OAKLAND — Twenty-two Oakland police recruits — the first group in almost two years — will begin 26 weeks of training Monday at the Alameda County Sheriff's Office Regional Training Center Academy in Dublin.
Police officials are elated they will be getting an infusion of new officers, especially since eight of the recruits are Oakland police cadets, the largest number to start an academy in recent memory.
The Police Department has had 250 young men and women become cadets since 1986. The department recently started emphasizing a "Grow Your Own Cadet Program" for city residents in which they are "mentored and encouraged to have careers in law enforcement, especially with OPD," said spokesman Officer Jeff Thomason.
"We are really excited about having these cadets become Oakland police officers," Thomason said. "It is something we encourage. They've already shown their dedication and a desire to be here, and we think they will have a bright future in this organization and have an impact on the community."
The eight cadets, who were being paid $13.46 an hour, are excited about being able to fulfill their dreams of becoming Oakland police officers. That was their goal when they became cadets and got to experience different aspects of police work, including undercover assignments, defensive tactics training, report writing and driving procedures. They also did administrative duties in different units and would man traffic control posts.
Jared Blue-Lowry, who turns 21 in August, is a 2007 graduate of Oakland Technical High School and has been a cadet since 2008. He is two classes shy of an associate degree in criminal justice from Merritt College.
A baseball player at Tech, he said he had always been interested in the team aspect of police work. A family friend, retired Oakland officer Howard Johnson, piqued his interest even more when he told him the department would be like family.
His time as a cadet, including being part of sting operations to catch liquor store employees who sell to underage people, gives him a "leg up" on what he knows will be a grueling but rewarding academy. "I'm looking forward to the experience," he said. "I've been preparing for it."
He said that he had applied to other police agencies but that Oakland was always his No. 1 choice. He said that even if he had been hired by another agency, he eventually would have laterally transferred to Oakland, where he lives.
Growing up in Oakland and being a cadet has given him a front-row seat to the city's crime and other problems.
"If you want to make the problems you see go away, then Oakland is the best place for me," he said. "Even if I worked somewhere else, I would still see Oakland's problems when I come home, and I would not be making them any better."
Julie Lui, 23, of Oakland, has been a cadet almost four years and said the experience has "prepared me mentally and physically to be a police officer." She has a bachelor's degree in criminal justice from Cal State East Bay and is one class away from a master's degree in public administration at the university.

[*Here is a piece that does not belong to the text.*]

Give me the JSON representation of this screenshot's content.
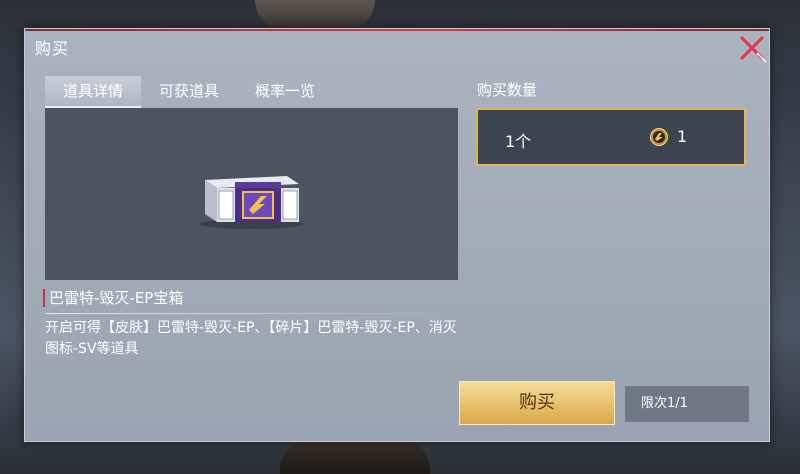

She became interested in police work while attending Alameda High School, and she joined the U.S. Naval Reserve after graduation. When Navy boot camp ended, she began taking criminal justice classes at Merritt College, where instructor and retired Oakland officer Margaret Dixon "encouraged and motivated me to become an Oakland officer," Lui said.

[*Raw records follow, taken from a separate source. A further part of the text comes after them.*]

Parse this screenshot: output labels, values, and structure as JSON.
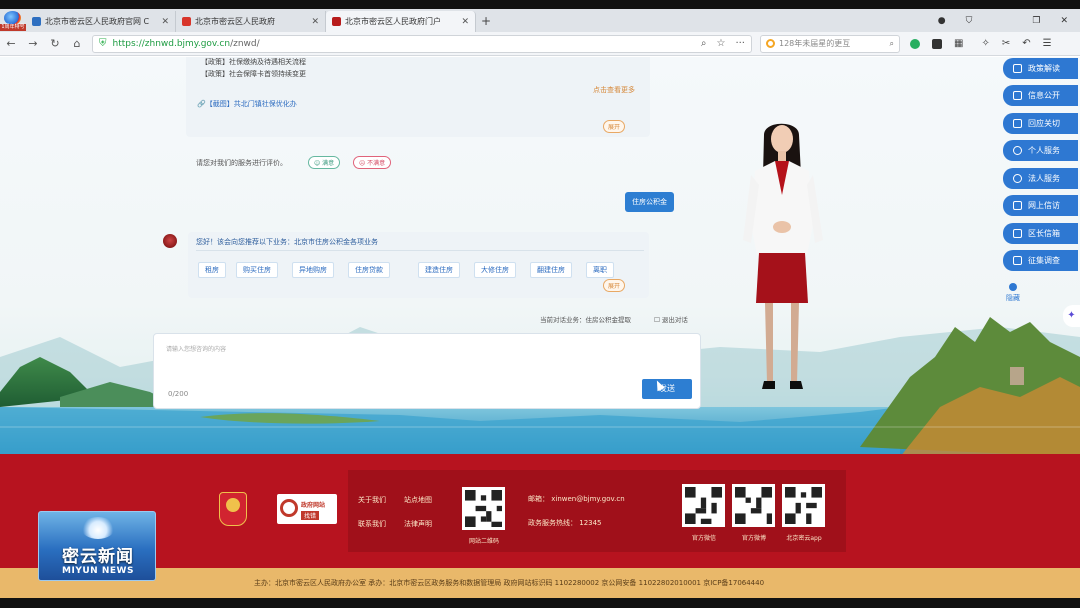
{
  "browser": {
    "tabs": [
      {
        "title": "北京市密云区人民政府官网 C",
        "active": false
      },
      {
        "title": "北京市密云区人民政府",
        "active": false
      },
      {
        "title": "北京市密云区人民政府门户",
        "active": true
      }
    ],
    "badge": "1周年特号",
    "new_tab": "+",
    "url_domain": "https://zhnwd.bjmy.gov.cn",
    "url_path": "/znwd/",
    "search_placeholder": "128年未届星的更互",
    "more_dots": "···"
  },
  "chat": {
    "prev_lines": [
      "【政策】社保缴纳及待遇相关流程",
      "【政策】社会保障卡首领持续变更"
    ],
    "more_link": "点击查看更多",
    "policy_link": "【截图】共北门镇社保优化办",
    "expand_label": "展开",
    "rate_prompt": "请您对我们的服务进行评价。",
    "rate_good": "满意",
    "rate_bad": "不满意",
    "user_message": "住房公积金",
    "bot_intro": "您好！该会向您推荐以下业务：北京市住房公积金各项业务",
    "options": [
      "租房",
      "购买住房",
      "异地购房",
      "住房贷款",
      "建造住房",
      "大修住房",
      "翻建住房",
      "离职"
    ],
    "expand_label2": "展开",
    "topic_status": "当前对话业务：住房公积金提取",
    "exit_topic": "退出对话",
    "input_placeholder": "请输入您想咨询的内容",
    "char_count": "0/200",
    "send_label": "发送"
  },
  "right_nav": {
    "items": [
      "政策解读",
      "信息公开",
      "回应关切",
      "个人服务",
      "法人服务",
      "网上信访",
      "区长信箱",
      "征集调查"
    ],
    "collapse_label": "隐藏"
  },
  "footer": {
    "links": [
      "关于我们",
      "站点地图",
      "联系我们",
      "法律声明"
    ],
    "jiucuo_line1": "政府网站",
    "jiucuo_line2": "找错",
    "site_qr_label": "网站二维码",
    "email_label": "邮箱：",
    "email": "xinwen@bjmy.gov.cn",
    "hotline_label": "政务服务热线：",
    "hotline": "12345",
    "qr_labels": [
      "官方微信",
      "官方微博",
      "北京密云app"
    ],
    "bottom_text": "主办：北京市密云区人民政府办公室   承办：北京市密云区政务服务和数据管理局   政府网站标识码 1102280002   京公网安备 11022802010001   京ICP备17064440"
  },
  "tv_logo": {
    "cn": "密云新闻",
    "en": "MIYUN NEWS"
  },
  "colors": {
    "primary_blue": "#2e78d2",
    "footer_red": "#b7131f",
    "footer_gold": "#e9b86a",
    "url_green": "#1f9c43"
  }
}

She also applied for other police departments, "but I always ended up withdrawing from (their processes) to be an Oakland officer." One of her goals, she said, was to become the department's first woman SWAT officer.
Lui, who speaks Mandarin and Cantonese, believes it is important that the Police Department reflect Oakland's diversity.
While growing up, she observed "misunderstandings between police and residents," and she hopes to change residents' views of police. "In my culture, people are reluctant to contact police," she said. "By me being out there, it's like a bridge. Hopefully, more citizens will open up and trust us."
The 22 recruits are a diversity rainbow. Thirteen are minorities, six are women and nine are bilingual, with Spanish and Cantonese being the most predominant second languages. The majority live in the East Bay, with seven residing in Oakland.
The recruits are being trained at the sheriff's academy, considered one of the best in the state, so they can begin their careers sooner. Oakland Capt. Rick Orozco said the last Oakland academy graduated in October 2008, and it would take the department longer to put together a curriculum and arrange for instructors and training venues away from Oakland.
The 22 Oakland recruits will be part of a class of more than 50, which also will include nine potential sheriff's deputies, five BART police candidates and 17 others who are attending the academy in hopes of getting a police job somewhere.
They will have two Oakland recruit training officers working with them during the entire academy. After graduation, they will have an additional five weeks of training in Oakland about the city's specific policies and procedures before beginning actual street work by the end of the year.
The department is authorized 803 positions, and as of Friday 778 were filled, including five lateral transfers from other departments who are in an abbreviated academy run at the department.
Having the new recruits available for patrol work will mean a lot to the city's crime fighting efforts, Thomason said.
"Any time you have more officers on the street it not only allows us to respond to crimes more quickly; it is a deterrent to criminal activity," he said.